WHAT THE TASK ASKS: Every single entry must be reproduced precisely.

**** SUPPLIED INFORMATION

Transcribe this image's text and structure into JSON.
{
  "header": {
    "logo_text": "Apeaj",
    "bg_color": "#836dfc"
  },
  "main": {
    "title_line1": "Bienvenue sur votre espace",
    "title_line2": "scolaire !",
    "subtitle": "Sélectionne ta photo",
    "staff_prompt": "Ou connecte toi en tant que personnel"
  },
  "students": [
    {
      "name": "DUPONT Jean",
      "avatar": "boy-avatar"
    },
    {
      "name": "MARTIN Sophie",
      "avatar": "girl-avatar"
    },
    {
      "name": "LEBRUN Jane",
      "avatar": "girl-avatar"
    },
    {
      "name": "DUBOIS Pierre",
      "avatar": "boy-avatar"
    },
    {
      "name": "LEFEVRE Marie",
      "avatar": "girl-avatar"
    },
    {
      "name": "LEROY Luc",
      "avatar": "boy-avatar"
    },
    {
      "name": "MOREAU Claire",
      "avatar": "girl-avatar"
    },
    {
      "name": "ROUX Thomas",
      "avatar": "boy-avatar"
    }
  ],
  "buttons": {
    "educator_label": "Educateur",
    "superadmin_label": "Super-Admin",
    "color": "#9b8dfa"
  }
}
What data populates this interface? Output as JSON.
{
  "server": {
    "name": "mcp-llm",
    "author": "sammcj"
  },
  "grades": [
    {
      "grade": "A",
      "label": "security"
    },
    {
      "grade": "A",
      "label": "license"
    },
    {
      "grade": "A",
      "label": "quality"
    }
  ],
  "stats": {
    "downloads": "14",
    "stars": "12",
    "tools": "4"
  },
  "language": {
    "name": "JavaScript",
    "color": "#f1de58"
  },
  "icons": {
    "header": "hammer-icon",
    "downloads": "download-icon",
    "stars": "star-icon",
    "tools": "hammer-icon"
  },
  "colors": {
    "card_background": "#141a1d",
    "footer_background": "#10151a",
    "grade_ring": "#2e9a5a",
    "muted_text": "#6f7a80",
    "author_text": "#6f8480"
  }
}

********

COMPLETED EXERCISE:
Transcribe this image's text and structure into JSON.
{
  "header": {
    "logo_text": "Apeaj",
    "bg_color": "#836dfc"
  },
  "main": {
    "title_line1": "Bienvenue sur votre espace",
    "title_line2": "scolaire !",
    "subtitle": "Sélectionne ta photo",
    "staff_prompt": "Ou connecte toi en tant que personnel"
  },
  "students": [
    {
      "name": "DUPONT Jean",
      "avatar": "boy-avatar"
    },
    {
      "name": "MARTIN Sophie",
      "avatar": "girl-avatar"
    },
    {
      "name": "LEBRUN Jane",
      "avatar": "girl-avatar"
    },
    {
      "name": "DUBOIS Pierre",
      "avatar": "boy-avatar"
    },
    {
      "name": "LEFEVRE Marie",
      "avatar": "girl-avatar"
    },
    {
      "name": "LEROY Luc",
      "avatar": "boy-avatar"
    },
    {
      "name": "MOREAU Claire",
      "avatar": "girl-avatar"
    },
    {
      "name": "ROUX Thomas",
      "avatar": "boy-avatar"
    }
  ],
  "buttons": {
    "educator_label": "Educateur",
    "superadmin_label": "Super-Admin",
    "color": "#9b8dfa"
  }
}
What data populates this interface? Output as JSON.
{
  "server": {
    "name": "mcp-llm",
    "author": "sammcj"
  },
  "grades": [
    {
      "grade": "A",
      "label": "security"
    },
    {
      "grade": "A",
      "label": "license"
    },
    {
      "grade": "A",
      "label": "quality"
    }
  ],
  "stats": {
    "downloads": "14",
    "stars": "12",
    "tools": "4"
  },
  "language": {
    "name": "JavaScript",
    "color": "#f1de58"
  },
  "icons": {
    "header": "hammer-icon",
    "downloads": "download-icon",
    "stars": "star-icon",
    "tools": "hammer-icon"
  },
  "colors": {
    "card_background": "#141a1d",
    "footer_background": "#10151a",
    "grade_ring": "#2e9a5a",
    "muted_text": "#6f7a80",
    "author_text": "#6f8480"
  }
}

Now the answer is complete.